by Srebalaji Thirumalai

All you need to know about Promise.all

Promise all in JavaScript

Promises in JavaScript are one of the powerful APIs that help us to do Async operations.

Promise.all takes Async operations to the next new level as it helps you to aggregate a group of promises.

In other words, I can say that it helps you to do concurrent operations (sometimes for free).


You have to know what is a Promise in JavaScript.

What is Promise.all?

Promise.all is actually a function that takes an array of promises as an input (an iterable) and returns a Promise. Then it gets resolved when all the promises get resolved or any one of them gets rejected.

For example, assume that you have ten promises (Async operation to perform a network call or a database connection). You have to know when all the promises get resolved or you have to wait till all the promises resolve. So you are passing all ten promises to Promise.all. Then, Promise.all itself as a promise will get resolved once all the ten promises get resolved or any of the ten promises get rejected with an error.

Let’s see it in code:

Promise.all([Promise1, Promise2, Promise3]) .then(result) => {   console.log(result) }) .catch(error => console.log(`Error in promises ${error}`))

As you can see, we are passing an array to Promise.all. And when all three promises get resolved, Promise.all resolves and the output is consoled.

Let’s see an example:

In the above example, Promise.all resolves after 2000 ms and the output is consoled as an array.

One interesting thing about Promise.all is that the order of the promises is maintained. The first promise in the array will get resolved to the first element of the output array, the second promise will be a second element in the output array and so on.

Let’s see another example:

From the above example, it’s clear that Promise.all waits till all the promises resolve.

Let’s see what happens if any one of the promises are rejected.

As you can see, if one of the promises fails, then all the rest of the promises fail. Then Promise.all gets rejected.

For some use cases, you don’t need that. You need to execute all the promises even if some have failed, or maybe you can handle the failed promises later.

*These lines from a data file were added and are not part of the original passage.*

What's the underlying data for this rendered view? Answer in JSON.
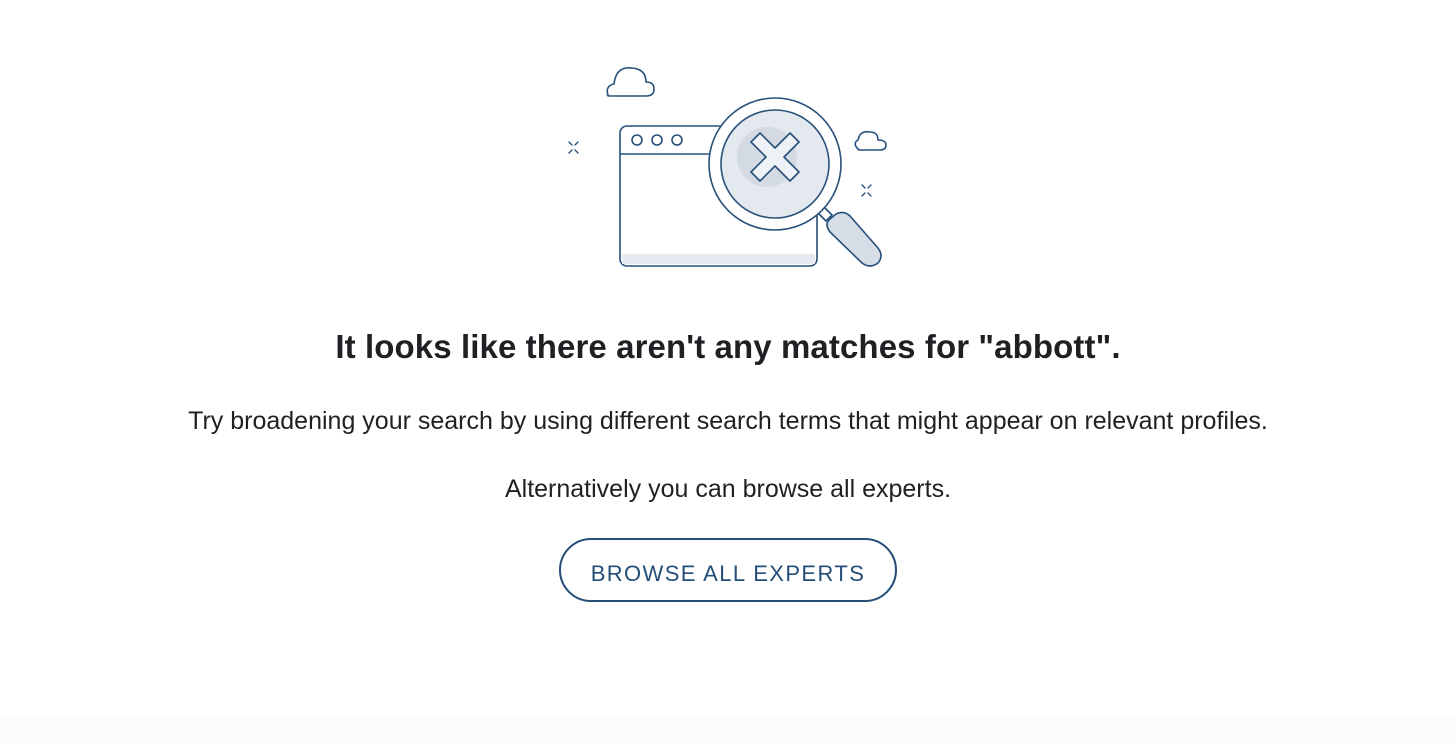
{
  "empty_state": {
    "illustration": {
      "icon": "no-results-magnifier-icon",
      "colors": {
        "stroke": "#27507a",
        "fill": "#dfe4ec",
        "shade": "#c7d0dc"
      }
    },
    "heading": "It looks like there aren't any matches for \"abbott\".",
    "suggestion": "Try broadening your search by using different search terms that might appear on relevant profiles.",
    "alternative": "Alternatively you can browse all experts.",
    "button": {
      "label": "BROWSE ALL EXPERTS",
      "color": "#244e78"
    }
  }
}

Let’s see how to handle that.

Use cases of Promise.all

Assume that you have to perform a huge number of Async operations like sending bulk marketing emails to thousands of users.

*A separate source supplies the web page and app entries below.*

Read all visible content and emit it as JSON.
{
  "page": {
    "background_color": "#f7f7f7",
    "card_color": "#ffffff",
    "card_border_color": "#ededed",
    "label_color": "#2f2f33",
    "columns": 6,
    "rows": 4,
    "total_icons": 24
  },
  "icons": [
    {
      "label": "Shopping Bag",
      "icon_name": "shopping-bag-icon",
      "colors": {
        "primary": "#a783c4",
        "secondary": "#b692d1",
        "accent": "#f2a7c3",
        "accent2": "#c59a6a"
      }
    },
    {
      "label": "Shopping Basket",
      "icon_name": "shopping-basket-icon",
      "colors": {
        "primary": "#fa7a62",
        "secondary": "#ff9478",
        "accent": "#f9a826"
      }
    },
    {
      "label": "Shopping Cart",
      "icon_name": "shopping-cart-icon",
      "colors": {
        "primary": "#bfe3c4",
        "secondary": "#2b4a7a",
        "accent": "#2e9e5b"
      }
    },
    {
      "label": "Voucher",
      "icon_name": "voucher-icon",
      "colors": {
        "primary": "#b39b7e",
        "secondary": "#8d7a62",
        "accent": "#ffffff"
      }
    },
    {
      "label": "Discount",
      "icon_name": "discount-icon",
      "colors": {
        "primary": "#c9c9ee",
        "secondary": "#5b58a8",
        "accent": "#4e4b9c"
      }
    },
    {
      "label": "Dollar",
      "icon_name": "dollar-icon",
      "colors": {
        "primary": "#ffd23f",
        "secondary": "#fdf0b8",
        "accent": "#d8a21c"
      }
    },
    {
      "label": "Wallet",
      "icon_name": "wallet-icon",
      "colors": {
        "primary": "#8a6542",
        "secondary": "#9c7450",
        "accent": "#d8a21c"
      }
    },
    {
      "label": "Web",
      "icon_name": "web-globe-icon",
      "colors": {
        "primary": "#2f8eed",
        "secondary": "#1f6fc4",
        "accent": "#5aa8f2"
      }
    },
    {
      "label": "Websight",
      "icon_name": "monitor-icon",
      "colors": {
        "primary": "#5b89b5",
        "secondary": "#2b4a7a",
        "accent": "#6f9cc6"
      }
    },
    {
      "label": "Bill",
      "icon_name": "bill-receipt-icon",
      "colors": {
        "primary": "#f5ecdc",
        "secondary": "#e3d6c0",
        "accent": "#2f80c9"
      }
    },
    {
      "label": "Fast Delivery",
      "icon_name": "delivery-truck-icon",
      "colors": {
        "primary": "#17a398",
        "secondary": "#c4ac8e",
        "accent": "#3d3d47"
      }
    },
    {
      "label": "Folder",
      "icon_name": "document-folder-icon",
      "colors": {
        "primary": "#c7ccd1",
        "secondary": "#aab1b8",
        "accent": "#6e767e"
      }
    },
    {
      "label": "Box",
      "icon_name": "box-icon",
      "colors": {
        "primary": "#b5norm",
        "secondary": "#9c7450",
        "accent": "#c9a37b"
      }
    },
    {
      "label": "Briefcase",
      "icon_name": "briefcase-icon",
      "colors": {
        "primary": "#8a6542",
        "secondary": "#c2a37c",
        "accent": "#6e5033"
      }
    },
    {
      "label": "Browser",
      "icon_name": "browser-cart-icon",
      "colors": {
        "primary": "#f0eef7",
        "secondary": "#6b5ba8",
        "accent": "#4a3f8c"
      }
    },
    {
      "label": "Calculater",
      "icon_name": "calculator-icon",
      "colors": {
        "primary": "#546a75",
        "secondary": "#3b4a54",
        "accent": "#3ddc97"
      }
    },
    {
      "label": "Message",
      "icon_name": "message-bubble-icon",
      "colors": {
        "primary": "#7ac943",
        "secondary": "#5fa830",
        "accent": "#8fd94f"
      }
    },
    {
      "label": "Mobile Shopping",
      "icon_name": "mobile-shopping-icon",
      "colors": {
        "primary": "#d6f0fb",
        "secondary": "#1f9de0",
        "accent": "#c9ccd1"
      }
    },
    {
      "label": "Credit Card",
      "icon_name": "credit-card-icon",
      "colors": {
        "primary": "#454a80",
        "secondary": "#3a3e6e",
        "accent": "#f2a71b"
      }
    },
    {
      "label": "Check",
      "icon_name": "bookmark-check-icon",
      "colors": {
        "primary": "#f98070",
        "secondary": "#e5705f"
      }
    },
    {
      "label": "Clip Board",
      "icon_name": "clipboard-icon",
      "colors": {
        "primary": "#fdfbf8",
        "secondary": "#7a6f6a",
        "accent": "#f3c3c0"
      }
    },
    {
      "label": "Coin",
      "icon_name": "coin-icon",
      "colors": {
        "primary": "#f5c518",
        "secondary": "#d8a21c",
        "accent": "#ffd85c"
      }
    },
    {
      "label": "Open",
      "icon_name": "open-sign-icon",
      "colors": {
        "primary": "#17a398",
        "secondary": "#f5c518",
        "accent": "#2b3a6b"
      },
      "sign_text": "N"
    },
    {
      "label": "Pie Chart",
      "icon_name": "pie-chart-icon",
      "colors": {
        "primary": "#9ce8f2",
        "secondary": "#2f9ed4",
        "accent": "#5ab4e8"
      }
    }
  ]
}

Simple pseudo code would be:

for (let i=0;i<50000; i += 1) { sendMailForUser(user[i]) // Async operation to send a email}

The above example is straightforward. But it’s not very performant. The stack will become too heavy and at one point of time, JavaScript will have a huge number of open HTTP connection which may kill the server.

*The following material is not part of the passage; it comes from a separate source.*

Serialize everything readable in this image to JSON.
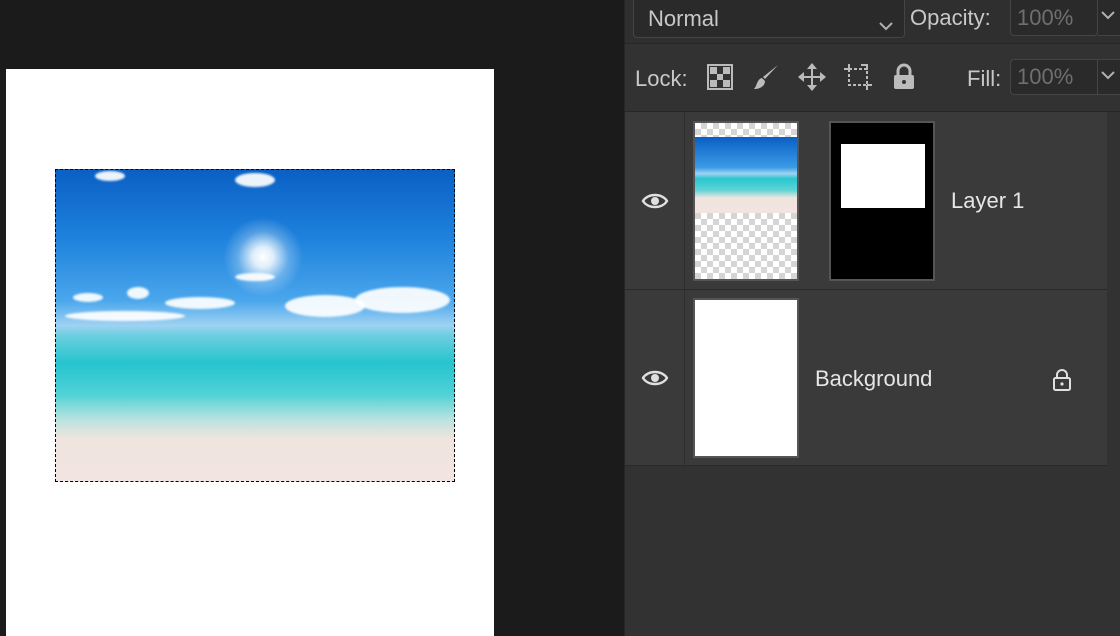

A simple performant approach would be to do it in batches. Take first 500 users, trigger the mail and wait till all the HTTP connections are closed. And then take the next batch to process it and so on.

Let’s see an example:

Let’s consider another scenario: You have to build an API that gets information from multiple third-party APIs and aggregates all the responses from the APIs.

Promise.all is the perfect way of doing that. Let’s see how.

To conclude, Promise.all is the best way to aggregate a group of promises to a single promise. This is one of the ways of achieving concurrency in JavaScript.

Hope you liked this article. If you did, please clap and share it.

Even if you didn’t, that’s fine you can do it anyway :P